So who is going to make this crucial decision about whether to assess? Unless there is clear and complete cultural revolution within LEA mid and lower level staff, nothing will change and in order for parents to have confidence in the new system, this decision-making process will need to be totally transparent. At the moment, you get a yes or a no and maybe one line about why (if you're lucky), but a parent has no idea what went on in the panel discussion. Having the proposed key worker involved to represent the child at that meeting would go some way to making sure that all documents are present and that the best decision for the child and not just the LA, is being made.
One further, and quite startling point, for now - the draft bill states that when an EHCP is to be drawn up the parents can ask for a place in an independent special school (non maintained special school). This is a huge step forward, if I'm reading it right. There is, of course, a get-out clause - the old "efficient use of resources" line that's currently in the current system and so this really needs a closer look, because how can you give parents a right to name an independent special school if the LA then comes back and says, well we don't want to pay for that because we don't think it's an efficient use of resources?

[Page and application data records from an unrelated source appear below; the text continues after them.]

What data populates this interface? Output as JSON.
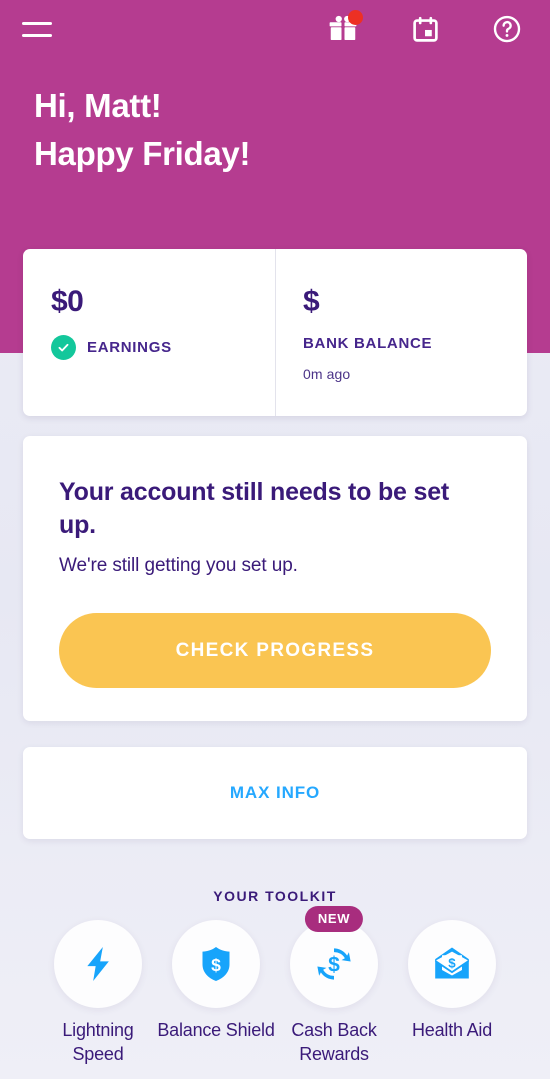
{
  "theme": {
    "header_bg": "#B53C90",
    "page_bg": "#EAEAF4",
    "card_bg": "#FFFFFF",
    "text_purple": "#3A1A79",
    "accent_blue": "#25A8FF",
    "accent_yellow": "#FAC552",
    "accent_green": "#13C79B",
    "badge_red": "#ED3024",
    "badge_magenta": "#A82D7E"
  },
  "header": {
    "menu_icon": "hamburger-menu-icon",
    "actions": [
      {
        "name": "gift-icon",
        "label": "Gift",
        "has_notification": true
      },
      {
        "name": "calendar-icon",
        "label": "Calendar",
        "has_notification": false
      },
      {
        "name": "help-circle-icon",
        "label": "Help",
        "has_notification": false
      }
    ],
    "greeting_line_1": "Hi, Matt!",
    "greeting_line_2": "Happy Friday!"
  },
  "stats": [
    {
      "value": "$0",
      "label": "EARNINGS",
      "has_check": true,
      "sub": ""
    },
    {
      "value": "$",
      "label": "BANK BALANCE",
      "has_check": false,
      "sub": "0m ago"
    }
  ],
  "setup_card": {
    "title": "Your account still needs to be set up.",
    "subtitle": "We're still getting you set up.",
    "cta_label": "CHECK PROGRESS"
  },
  "info_card": {
    "link_label": "MAX INFO"
  },
  "toolkit": {
    "title": "YOUR TOOLKIT",
    "items": [
      {
        "icon": "lightning-bolt-icon",
        "label": "Lightning Speed",
        "badge": ""
      },
      {
        "icon": "shield-dollar-icon",
        "label": "Balance Shield",
        "badge": ""
      },
      {
        "icon": "cash-back-refresh-icon",
        "label": "Cash Back Rewards",
        "badge": "NEW"
      },
      {
        "icon": "envelope-dollar-icon",
        "label": "Health Aid",
        "badge": ""
      }
    ]
  }
}
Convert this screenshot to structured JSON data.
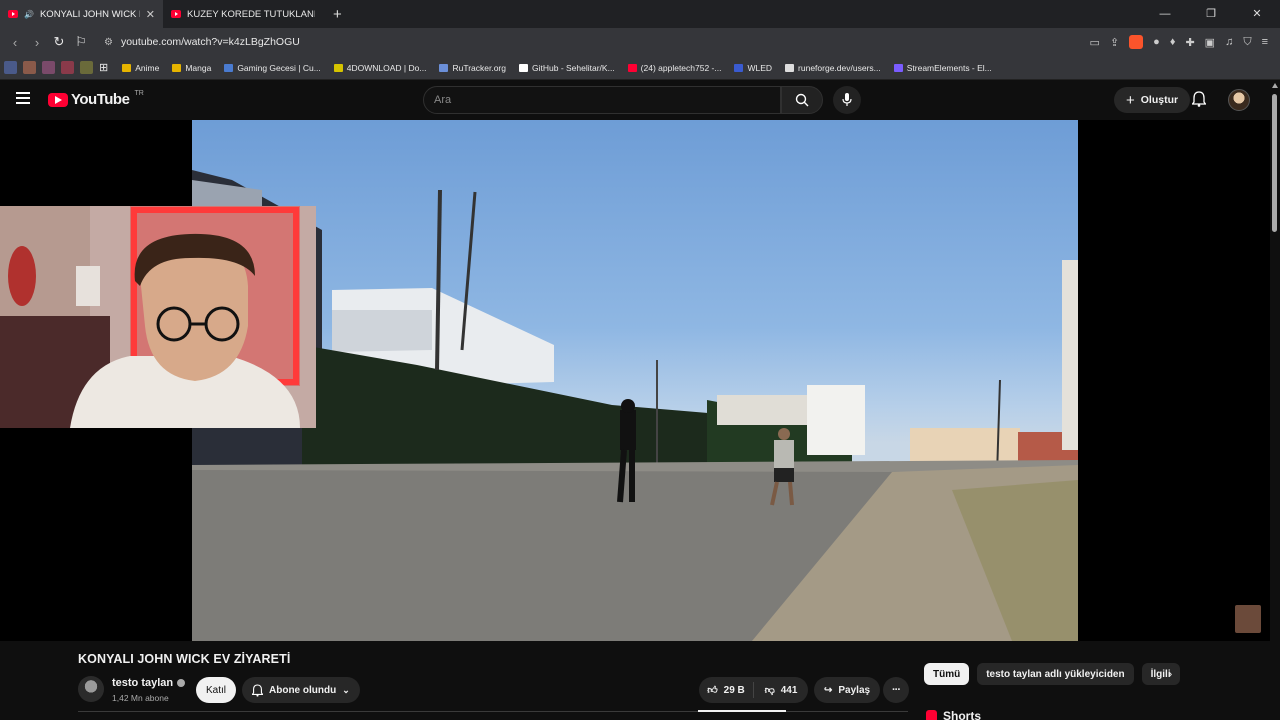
{
  "browser": {
    "tabs": [
      {
        "title": "KONYALI JOHN WICK EV ZİYARETİ",
        "active": true
      },
      {
        "title": "KUZEY KOREDE TUTUKLANIRSANIZ NE OLUR",
        "active": false
      }
    ],
    "address": "youtube.com/watch?v=k4zLBgZhOGU",
    "bookmarks": [
      {
        "label": "Anime",
        "icon": "folder-icon",
        "color": "#e6b400"
      },
      {
        "label": "Manga",
        "icon": "folder-icon",
        "color": "#e6b400"
      },
      {
        "label": "Gaming Gecesi | Cu...",
        "icon": "site-icon",
        "color": "#4a7bd0"
      },
      {
        "label": "4DOWNLOAD | Do...",
        "icon": "site-icon",
        "color": "#d6c400"
      },
      {
        "label": "RuTracker.org",
        "icon": "site-icon",
        "color": "#6b8fd8"
      },
      {
        "label": "GitHub - Sehelitar/K...",
        "icon": "github-icon",
        "color": "#ffffff"
      },
      {
        "label": "(24) appletech752 -...",
        "icon": "youtube-icon",
        "color": "#ff0033"
      },
      {
        "label": "WLED",
        "icon": "site-icon",
        "color": "#3a5bd0"
      },
      {
        "label": "runeforge.dev/users...",
        "icon": "site-icon",
        "color": "#dddddd"
      },
      {
        "label": "StreamElements - El...",
        "icon": "site-icon",
        "color": "#7a5cff"
      }
    ],
    "swatches": [
      "#4a5a8a",
      "#8a5a4a",
      "#7a4a6a",
      "#8a3a4a",
      "#6a6a3a"
    ]
  },
  "header": {
    "logo": "YouTube",
    "region": "TR",
    "search_placeholder": "Ara",
    "create_label": "Oluştur"
  },
  "video": {
    "title": "KONYALI JOHN WICK EV ZİYARETİ",
    "channel": "testo taylan",
    "subscribers": "1,42 Mn abone",
    "join_label": "Katıl",
    "subscribed_label": "Abone olundu",
    "likes": "29 B",
    "dislikes": "441",
    "share_label": "Paylaş"
  },
  "sidebar": {
    "chips": [
      "Tümü",
      "testo taylan adlı yükleyiciden",
      "İlgili"
    ],
    "shorts_label": "Shorts"
  },
  "colors": {
    "background": "#0f0f0f",
    "brand_red": "#ff0033",
    "chip_bg": "#272727"
  }
}
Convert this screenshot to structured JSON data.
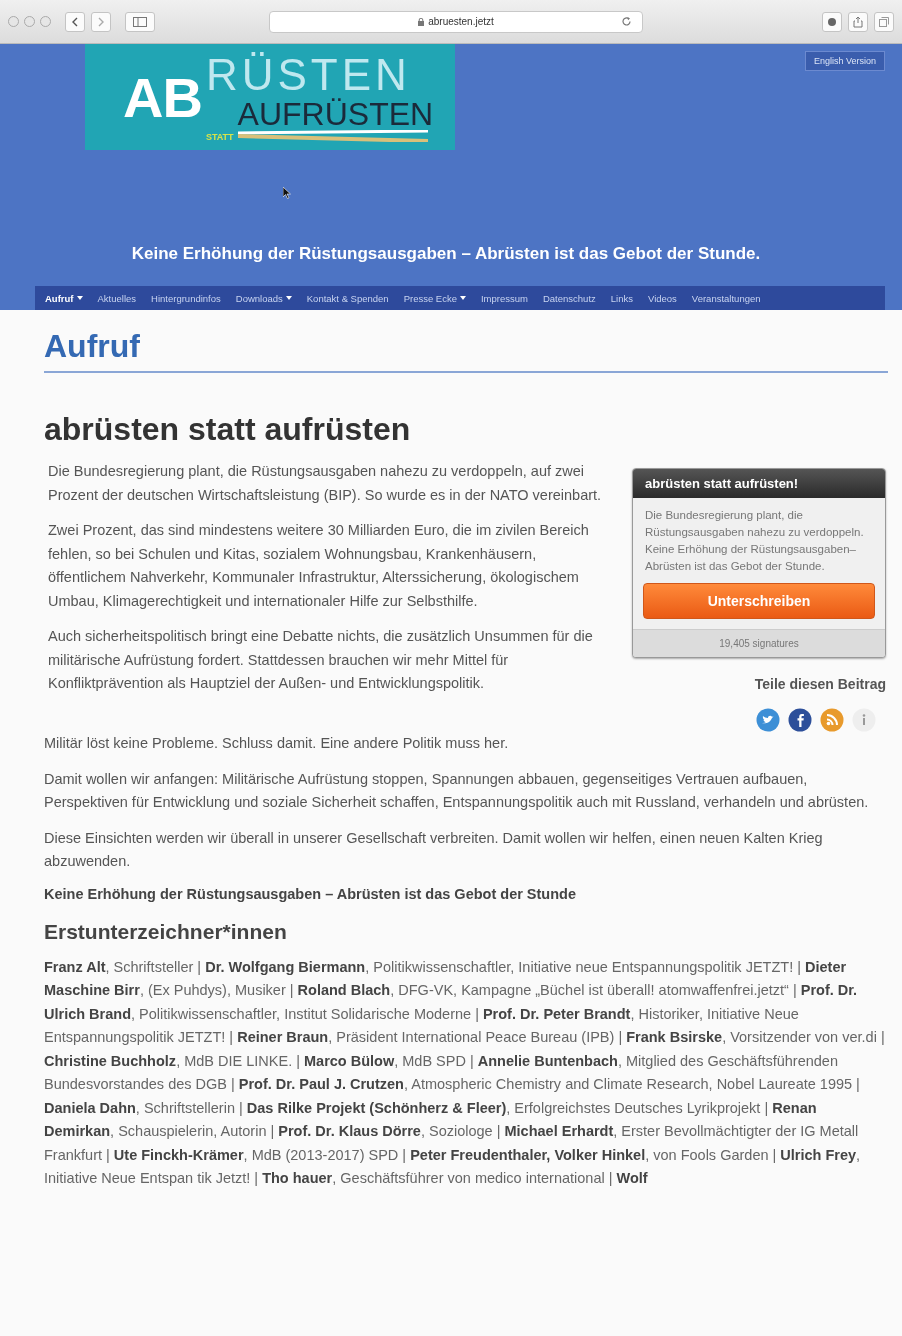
{
  "browser": {
    "address": "abruesten.jetzt"
  },
  "header": {
    "logo": {
      "ab": "AB",
      "rusten": "RÜSTEN",
      "statt": "STATT",
      "aufrusten": "AUFRÜSTEN"
    },
    "language_button": "English Version",
    "tagline": "Keine Erhöhung der Rüstungsausgaben – Abrüsten ist das Gebot der Stunde."
  },
  "nav": [
    {
      "label": "Aufruf",
      "selected": true,
      "dropdown": true
    },
    {
      "label": "Aktuelles",
      "selected": false,
      "dropdown": false
    },
    {
      "label": "Hintergrundinfos",
      "selected": false,
      "dropdown": false
    },
    {
      "label": "Downloads",
      "selected": false,
      "dropdown": true
    },
    {
      "label": "Kontakt & Spenden",
      "selected": false,
      "dropdown": false
    },
    {
      "label": "Presse Ecke",
      "selected": false,
      "dropdown": true
    },
    {
      "label": "Impressum",
      "selected": false,
      "dropdown": false
    },
    {
      "label": "Datenschutz",
      "selected": false,
      "dropdown": false
    },
    {
      "label": "Links",
      "selected": false,
      "dropdown": false
    },
    {
      "label": "Videos",
      "selected": false,
      "dropdown": false
    },
    {
      "label": "Veranstaltungen",
      "selected": false,
      "dropdown": false
    }
  ],
  "page_title": "Aufruf",
  "article": {
    "title": "abrüsten statt aufrüsten",
    "intro": [
      "Die Bundesregierung plant, die Rüstungsausgaben nahezu zu verdoppeln, auf zwei Prozent der deutschen Wirtschaftsleistung (BIP). So wurde es in der NATO vereinbart.",
      "Zwei Prozent, das sind mindestens weitere 30 Milliarden Euro, die im zivilen Bereich fehlen, so bei Schulen und Kitas, sozialem Wohnungsbau, Krankenhäusern, öffentlichem Nahverkehr, Kommunaler Infrastruktur, Alterssicherung, ökologischem Umbau, Klimagerechtigkeit und internationaler Hilfe zur Selbsthilfe.",
      "Auch sicherheitspolitisch bringt eine Debatte nichts, die zusätzlich Unsummen für die militärische Aufrüstung fordert. Stattdessen brauchen wir mehr Mittel für Konfliktprävention als Hauptziel der Außen- und Entwicklungspolitik."
    ],
    "body": [
      "Militär löst keine Probleme. Schluss damit. Eine andere Politik muss her.",
      "Damit wollen wir anfangen: Militärische Aufrüstung stoppen, Spannungen abbauen, gegenseitiges Vertrauen aufbauen, Perspektiven für Entwicklung und soziale Sicherheit schaffen, Entspannungspolitik auch mit Russland, verhandeln und abrüsten.",
      "Diese Einsichten werden wir überall in unserer Gesellschaft verbreiten. Damit wollen wir helfen, einen neuen Kalten Krieg abzuwenden."
    ],
    "slogan": "Keine Erhöhung der Rüstungsausgaben – Abrüsten ist das Gebot der Stunde",
    "signatories_heading": "Erstunterzeichner*innen",
    "signatories": "**Franz Alt**, Schriftsteller | **Dr. Wolfgang Biermann**, Politikwissenschaftler, Initiative neue Entspannungspolitik JETZT! | **Dieter Maschine Birr**, (Ex Puhdys), Musiker | **Roland Blach**, DFG-VK, Kampagne „Büchel ist überall! atomwaffenfrei.jetzt“ | **Prof. Dr. Ulrich Brand**, Politikwissenschaftler, Institut Solidarische Moderne | **Prof. Dr. Peter Brandt**, Historiker, Initiative Neue Entspannungspolitik JETZT! | **Reiner Braun**, Präsident International Peace Bureau (IPB) | **Frank Bsirske**, Vorsitzender von ver.di | **Christine Buchholz**, MdB DIE LINKE. | **Marco Bülow**, MdB SPD | **Annelie Buntenbach**, Mitglied des Geschäftsführenden Bundesvorstandes des DGB | **Prof. Dr. Paul J. Crutzen**, Atmospheric Chemistry and Climate Research, Nobel Laureate 1995 | **Daniela Dahn**, Schriftstellerin | **Das Rilke Projekt (Schönherz & Fleer)**, Erfolgreichstes Deutsches Lyrikprojekt | **Renan Demirkan**, Schauspielerin, Autorin | **Prof. Dr. Klaus Dörre**, Soziologe | **Michael Erhardt**, Erster Bevollmächtigter der IG Metall Frankfurt | **Ute Finckh-Krämer**, MdB (2013-2017) SPD | **Peter Freudenthaler, Volker Hinkel**, von Fools Garden | **Ulrich Frey**, Initiative Neue Entspan tik Jetzt! | **Tho hauer**, Geschäftsführer von medico international | **Wolf**"
  },
  "sign_box": {
    "title": "abrüsten statt aufrüsten!",
    "text": "Die Bundesregierung plant, die Rüstungsausgaben nahezu zu verdoppeln. Keine Erhöhung der Rüstungsausgaben–Abrüsten ist das Gebot der Stunde.",
    "button": "Unterschreiben",
    "count": "19,405 signatures"
  },
  "share": {
    "title": "Teile diesen Beitrag",
    "icons": [
      {
        "kind": "twitter",
        "color": "#3d8fd6"
      },
      {
        "kind": "facebook",
        "color": "#2d4f9a"
      },
      {
        "kind": "rss",
        "color": "#e89a2c"
      },
      {
        "kind": "info",
        "color": "#eeeeee"
      }
    ]
  }
}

There is much to be digested this evening but at first scan, there's also much room for improvement. Expect more on this in the next few days.
Sarah Teather is doing a live webchat over on MumsNet tomorrow at 1pm.
- Ofsted: Two-thirds of disabled children “disengaged” from remote learning, while less than half of schools offer extra help - January 25, 2021
- Neurodevelopmental Neurodiversity Network: A collaboration to advance understanding of neurodevelopment and neurodiversity - January 22, 2021
- How the National Tutoring Programme can be a powerful tool to help SEND pupils during lockdown - January 15, 2021